Print every line below without adding or leaving out a single word.
=== Data provided ===
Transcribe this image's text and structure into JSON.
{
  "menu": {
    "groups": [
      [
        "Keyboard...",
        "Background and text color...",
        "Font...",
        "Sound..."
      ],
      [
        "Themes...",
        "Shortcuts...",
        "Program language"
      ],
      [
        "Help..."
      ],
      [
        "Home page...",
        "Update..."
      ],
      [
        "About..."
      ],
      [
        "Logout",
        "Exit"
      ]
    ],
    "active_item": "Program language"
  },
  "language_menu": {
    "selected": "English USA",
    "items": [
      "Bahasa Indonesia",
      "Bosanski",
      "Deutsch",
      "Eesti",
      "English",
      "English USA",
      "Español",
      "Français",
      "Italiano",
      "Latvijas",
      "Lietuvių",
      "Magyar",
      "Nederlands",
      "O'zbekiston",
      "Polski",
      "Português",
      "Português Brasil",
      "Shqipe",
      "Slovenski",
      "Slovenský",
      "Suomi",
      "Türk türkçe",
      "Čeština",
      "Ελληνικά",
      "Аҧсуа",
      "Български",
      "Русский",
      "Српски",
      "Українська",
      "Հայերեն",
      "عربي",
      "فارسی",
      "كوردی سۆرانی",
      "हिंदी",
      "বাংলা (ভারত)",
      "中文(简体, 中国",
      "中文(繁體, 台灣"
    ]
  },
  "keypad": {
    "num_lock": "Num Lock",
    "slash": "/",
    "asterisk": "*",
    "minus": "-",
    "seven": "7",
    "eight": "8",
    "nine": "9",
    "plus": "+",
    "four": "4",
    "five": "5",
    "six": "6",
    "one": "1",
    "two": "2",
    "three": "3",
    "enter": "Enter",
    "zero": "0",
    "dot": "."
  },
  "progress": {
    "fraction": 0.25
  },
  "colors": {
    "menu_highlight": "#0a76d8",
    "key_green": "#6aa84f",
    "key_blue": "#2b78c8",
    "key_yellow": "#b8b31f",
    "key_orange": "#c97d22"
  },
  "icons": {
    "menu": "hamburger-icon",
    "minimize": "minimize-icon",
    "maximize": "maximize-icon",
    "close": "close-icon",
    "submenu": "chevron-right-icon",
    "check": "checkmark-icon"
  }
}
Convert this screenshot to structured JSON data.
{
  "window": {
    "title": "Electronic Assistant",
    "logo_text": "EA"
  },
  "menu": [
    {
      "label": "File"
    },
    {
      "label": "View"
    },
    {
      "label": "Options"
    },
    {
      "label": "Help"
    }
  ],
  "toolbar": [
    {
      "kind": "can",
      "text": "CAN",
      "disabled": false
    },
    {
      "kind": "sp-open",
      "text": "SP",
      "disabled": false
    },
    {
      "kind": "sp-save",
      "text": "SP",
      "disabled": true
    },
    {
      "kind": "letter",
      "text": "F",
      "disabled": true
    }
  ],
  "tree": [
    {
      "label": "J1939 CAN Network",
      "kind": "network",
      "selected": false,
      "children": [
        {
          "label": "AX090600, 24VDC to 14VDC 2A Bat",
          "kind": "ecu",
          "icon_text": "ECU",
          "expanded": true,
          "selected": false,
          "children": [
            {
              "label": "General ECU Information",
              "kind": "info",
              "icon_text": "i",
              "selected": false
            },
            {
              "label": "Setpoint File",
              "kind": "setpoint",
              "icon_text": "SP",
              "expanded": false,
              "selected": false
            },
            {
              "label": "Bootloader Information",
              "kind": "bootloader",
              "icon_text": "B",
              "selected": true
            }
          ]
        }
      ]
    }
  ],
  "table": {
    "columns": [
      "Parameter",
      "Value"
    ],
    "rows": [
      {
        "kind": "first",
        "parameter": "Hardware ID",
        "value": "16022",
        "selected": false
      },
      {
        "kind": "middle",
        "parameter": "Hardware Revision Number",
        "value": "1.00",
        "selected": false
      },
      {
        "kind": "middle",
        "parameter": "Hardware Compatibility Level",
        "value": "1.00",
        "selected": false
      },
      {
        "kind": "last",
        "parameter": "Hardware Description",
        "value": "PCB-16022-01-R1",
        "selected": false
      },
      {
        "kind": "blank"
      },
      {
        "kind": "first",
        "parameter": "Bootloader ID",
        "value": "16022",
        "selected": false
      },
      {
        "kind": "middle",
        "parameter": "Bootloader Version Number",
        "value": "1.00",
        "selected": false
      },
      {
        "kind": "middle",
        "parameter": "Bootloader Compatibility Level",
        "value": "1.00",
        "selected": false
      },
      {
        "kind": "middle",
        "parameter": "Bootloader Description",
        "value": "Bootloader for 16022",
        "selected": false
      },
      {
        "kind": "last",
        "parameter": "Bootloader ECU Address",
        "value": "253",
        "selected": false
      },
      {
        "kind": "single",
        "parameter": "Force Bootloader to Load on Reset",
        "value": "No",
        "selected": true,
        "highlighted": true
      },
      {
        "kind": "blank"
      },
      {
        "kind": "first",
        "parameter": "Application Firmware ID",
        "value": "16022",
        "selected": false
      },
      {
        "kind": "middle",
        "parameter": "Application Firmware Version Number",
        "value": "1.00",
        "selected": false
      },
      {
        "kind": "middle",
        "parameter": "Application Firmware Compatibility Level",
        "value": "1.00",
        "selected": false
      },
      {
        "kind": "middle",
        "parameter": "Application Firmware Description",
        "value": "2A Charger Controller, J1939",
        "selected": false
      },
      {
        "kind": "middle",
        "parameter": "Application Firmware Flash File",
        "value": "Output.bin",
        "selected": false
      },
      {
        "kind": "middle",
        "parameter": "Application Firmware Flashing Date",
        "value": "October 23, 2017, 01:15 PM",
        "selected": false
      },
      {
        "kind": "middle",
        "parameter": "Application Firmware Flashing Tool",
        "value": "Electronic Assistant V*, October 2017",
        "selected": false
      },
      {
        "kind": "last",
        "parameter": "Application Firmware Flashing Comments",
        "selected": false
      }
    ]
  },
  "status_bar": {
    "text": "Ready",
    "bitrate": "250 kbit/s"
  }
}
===
Answer box:
Transcribe this image's text and structure into JSON.
{
  "menu": {
    "groups": [
      [
        "Keyboard...",
        "Background and text color...",
        "Font...",
        "Sound..."
      ],
      [
        "Themes...",
        "Shortcuts...",
        "Program language"
      ],
      [
        "Help..."
      ],
      [
        "Home page...",
        "Update..."
      ],
      [
        "About..."
      ],
      [
        "Logout",
        "Exit"
      ]
    ],
    "active_item": "Program language"
  },
  "language_menu": {
    "selected": "English USA",
    "items": [
      "Bahasa Indonesia",
      "Bosanski",
      "Deutsch",
      "Eesti",
      "English",
      "English USA",
      "Español",
      "Français",
      "Italiano",
      "Latvijas",
      "Lietuvių",
      "Magyar",
      "Nederlands",
      "O'zbekiston",
      "Polski",
      "Português",
      "Português Brasil",
      "Shqipe",
      "Slovenski",
      "Slovenský",
      "Suomi",
      "Türk türkçe",
      "Čeština",
      "Ελληνικά",
      "Аҧсуа",
      "Български",
      "Русский",
      "Српски",
      "Українська",
      "Հայերեն",
      "عربي",
      "فارسی",
      "كوردی سۆرانی",
      "हिंदी",
      "বাংলা (ভারত)",
      "中文(简体, 中国",
      "中文(繁體, 台灣"
    ]
  },
  "keypad": {
    "num_lock": "Num Lock",
    "slash": "/",
    "asterisk": "*",
    "minus": "-",
    "seven": "7",
    "eight": "8",
    "nine": "9",
    "plus": "+",
    "four": "4",
    "five": "5",
    "six": "6",
    "one": "1",
    "two": "2",
    "three": "3",
    "enter": "Enter",
    "zero": "0",
    "dot": "."
  },
  "progress": {
    "fraction": 0.25
  },
  "colors": {
    "menu_highlight": "#0a76d8",
    "key_green": "#6aa84f",
    "key_blue": "#2b78c8",
    "key_yellow": "#b8b31f",
    "key_orange": "#c97d22"
  },
  "icons": {
    "menu": "hamburger-icon",
    "minimize": "minimize-icon",
    "maximize": "maximize-icon",
    "close": "close-icon",
    "submenu": "chevron-right-icon",
    "check": "checkmark-icon"
  }
}
Convert this screenshot to structured JSON data.
{
  "window": {
    "title": "Electronic Assistant",
    "logo_text": "EA"
  },
  "menu": [
    {
      "label": "File"
    },
    {
      "label": "View"
    },
    {
      "label": "Options"
    },
    {
      "label": "Help"
    }
  ],
  "toolbar": [
    {
      "kind": "can",
      "text": "CAN",
      "disabled": false
    },
    {
      "kind": "sp-open",
      "text": "SP",
      "disabled": false
    },
    {
      "kind": "sp-save",
      "text": "SP",
      "disabled": true
    },
    {
      "kind": "letter",
      "text": "F",
      "disabled": true
    }
  ],
  "tree": [
    {
      "label": "J1939 CAN Network",
      "kind": "network",
      "selected": false,
      "children": [
        {
          "label": "AX090600, 24VDC to 14VDC 2A Bat",
          "kind": "ecu",
          "icon_text": "ECU",
          "expanded": true,
          "selected": false,
          "children": [
            {
              "label": "General ECU Information",
              "kind": "info",
              "icon_text": "i",
              "selected": false
            },
            {
              "label": "Setpoint File",
              "kind": "setpoint",
              "icon_text": "SP",
              "expanded": false,
              "selected": false
            },
            {
              "label": "Bootloader Information",
              "kind": "bootloader",
              "icon_text": "B",
              "selected": true
            }
          ]
        }
      ]
    }
  ],
  "table": {
    "columns": [
      "Parameter",
      "Value"
    ],
    "rows": [
      {
        "kind": "first",
        "parameter": "Hardware ID",
        "value": "16022",
        "selected": false
      },
      {
        "kind": "middle",
        "parameter": "Hardware Revision Number",
        "value": "1.00",
        "selected": false
      },
      {
        "kind": "middle",
        "parameter": "Hardware Compatibility Level",
        "value": "1.00",
        "selected": false
      },
      {
        "kind": "last",
        "parameter": "Hardware Description",
        "value": "PCB-16022-01-R1",
        "selected": false
      },
      {
        "kind": "blank"
      },
      {
        "kind": "first",
        "parameter": "Bootloader ID",
        "value": "16022",
        "selected": false
      },
      {
        "kind": "middle",
        "parameter": "Bootloader Version Number",
        "value": "1.00",
        "selected": false
      },
      {
        "kind": "middle",
        "parameter": "Bootloader Compatibility Level",
        "value": "1.00",
        "selected": false
      },
      {
        "kind": "middle",
        "parameter": "Bootloader Description",
        "value": "Bootloader for 16022",
        "selected": false
      },
      {
        "kind": "last",
        "parameter": "Bootloader ECU Address",
        "value": "253",
        "selected": false
      },
      {
        "kind": "single",
        "parameter": "Force Bootloader to Load on Reset",
        "value": "No",
        "selected": true,
        "highlighted": true
      },
      {
        "kind": "blank"
      },
      {
        "kind": "first",
        "parameter": "Application Firmware ID",
        "value": "16022",
        "selected": false
      },
      {
        "kind": "middle",
        "parameter": "Application Firmware Version Number",
        "value": "1.00",
        "selected": false
      },
      {
        "kind": "middle",
        "parameter": "Application Firmware Compatibility Level",
        "value": "1.00",
        "selected": false
      },
      {
        "kind": "middle",
        "parameter": "Application Firmware Description",
        "value": "2A Charger Controller, J1939",
        "selected": false
      },
      {
        "kind": "middle",
        "parameter": "Application Firmware Flash File",
        "value": "Output.bin",
        "selected": false
      },
      {
        "kind": "middle",
        "parameter": "Application Firmware Flashing Date",
        "value": "October 23, 2017, 01:15 PM",
        "selected": false
      },
      {
        "kind": "middle",
        "parameter": "Application Firmware Flashing Tool",
        "value": "Electronic Assistant V*, October 2017",
        "selected": false
      },
      {
        "kind": "last",
        "parameter": "Application Firmware Flashing Comments",
        "selected": false
      }
    ]
  },
  "status_bar": {
    "text": "Ready",
    "bitrate": "250 kbit/s"
  }
}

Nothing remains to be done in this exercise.